I first heard of Tayari Jones when someone sent me a link to her blog post explaining why she was boycotting a writers conference in Arizona. After reading that piece, I reserved her 2005 novel The Untelling at the library.
Nine-year-old Ariadne (Aria) was in a car crash that took the lives of her father and baby sister, and left her mother shell-shocked. Aria, her big sister Hermione and her mother subsequently led dysfunctional lives under a shell of normalcy, until the girls were old enough to move out. The now twenty-five year-old Aria lives in Atlanta, where she has a regular job, and a regular love life with her boyfriend Dwayne. And then Aria misses a period or two, and is sick in the mornings, and her belief that she’s pregnant leads to a trail of falsehoods that loop back to her childhood tragedy.
The Untelling is one of those deceptively simple novels that convince the uninformed that writing is easy. There aren’t any literary pyrotechnics here–Jones isn’t pioneering a new style or genre, and prose is accessible and straightforward. But the story gradually reveals its depths, examining how secrets and lies twist and strain relationships beyond repair. When things go wrong, how does the “awful weight” of truth compare against the “hollow clatter” of lies ? Can we “untell” lies, can we achieve forgiveness–especially when it comes to family?
Aria is a fractured, believable protagonist whose trespasses are all too understandable and yet without reason, whose problems are at once simple and immensely convoluted. She reminded me so much of one of those heroines Alice Munro delights in–ill at ease with who she is and not quite sure what she’s seeking to escape, a girl-woman who distorts her own reality until an unavoidable moment of truth illuminates her life, troubled, but not tragically so. Moreover, Jones often displays a Munroesque deftness of touch when it comes into insights into human nature. Consider:

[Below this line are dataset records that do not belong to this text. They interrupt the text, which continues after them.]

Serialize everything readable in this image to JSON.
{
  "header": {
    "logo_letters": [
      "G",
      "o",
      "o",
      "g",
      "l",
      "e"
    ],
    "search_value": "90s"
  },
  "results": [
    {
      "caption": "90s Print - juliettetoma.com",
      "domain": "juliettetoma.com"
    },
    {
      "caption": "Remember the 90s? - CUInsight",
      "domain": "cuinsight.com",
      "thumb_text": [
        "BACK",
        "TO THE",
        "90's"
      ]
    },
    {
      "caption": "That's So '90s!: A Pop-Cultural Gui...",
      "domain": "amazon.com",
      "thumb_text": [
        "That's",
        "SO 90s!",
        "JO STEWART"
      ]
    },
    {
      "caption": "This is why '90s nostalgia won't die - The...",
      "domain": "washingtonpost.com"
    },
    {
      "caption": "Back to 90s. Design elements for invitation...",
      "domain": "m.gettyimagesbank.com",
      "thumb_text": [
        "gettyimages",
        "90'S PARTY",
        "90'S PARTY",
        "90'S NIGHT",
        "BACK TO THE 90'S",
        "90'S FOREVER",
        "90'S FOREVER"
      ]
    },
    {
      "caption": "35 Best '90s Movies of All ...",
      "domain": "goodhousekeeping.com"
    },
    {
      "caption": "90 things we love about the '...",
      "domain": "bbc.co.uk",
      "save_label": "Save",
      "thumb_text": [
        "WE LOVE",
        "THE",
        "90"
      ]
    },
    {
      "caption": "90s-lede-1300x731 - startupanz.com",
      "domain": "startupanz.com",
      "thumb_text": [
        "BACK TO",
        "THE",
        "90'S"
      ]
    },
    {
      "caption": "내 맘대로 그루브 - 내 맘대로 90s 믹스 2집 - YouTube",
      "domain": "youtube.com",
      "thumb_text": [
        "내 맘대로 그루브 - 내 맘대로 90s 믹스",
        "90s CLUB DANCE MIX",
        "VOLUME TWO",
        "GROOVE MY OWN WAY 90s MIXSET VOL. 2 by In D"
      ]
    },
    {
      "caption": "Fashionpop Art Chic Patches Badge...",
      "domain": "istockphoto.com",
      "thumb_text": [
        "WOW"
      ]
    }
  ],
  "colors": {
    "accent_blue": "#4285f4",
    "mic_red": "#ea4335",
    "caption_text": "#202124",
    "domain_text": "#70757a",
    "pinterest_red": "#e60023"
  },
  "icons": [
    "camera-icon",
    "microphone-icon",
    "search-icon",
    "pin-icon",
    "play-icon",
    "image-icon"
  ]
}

“I have never been good at playing hard to get, that faked indifference that is supposed to make everyone love you. In romance it wasn’t a matter of promiscuity, no matter what my mother might have said. I’ve never slept with any man for the thrill of it, just because I was curious about how he might move, how it might make me feel. It was more that I was desperate and optimistic at the same time. When a decent-seeming man asked me to lunch or dinner, or just asked for my phone number, my optimism said that he could be the one. My desperation is what made me co-operative, wriggling out of my clothes after only a few kisses.
In a manner that is both different and identical, I am the same way with Hermione, constantly offering myself to her, in the form of cookies baked to honor some greeting card holiday or volunteering to babysit, although she always refuses…”
The Untelling is set in the American South in the nineties and Aria is black; as expected, issues of race–sometimes articulated, sometimes implied–inform the story. During Aria’s first meeting with her (white male) gynecologist, the doctor, seeking to put at her at ease, asks what she does for a living, where she is from and how she managed to get rid of her accent. This sort of thing–questions about the way I speak– is so familiar to me, and Jones really nails the unthinking behind the remarks well-intentioned people often make about people of color. The book’s cover features a bud and a blossom, and while the inference is obvious, I like to think my feelings towards Jones’s writing are mirrored in this illustration–I’ve moved from acceptance to liking to full-blooded admiration for this book and its writer. Strongly recommended.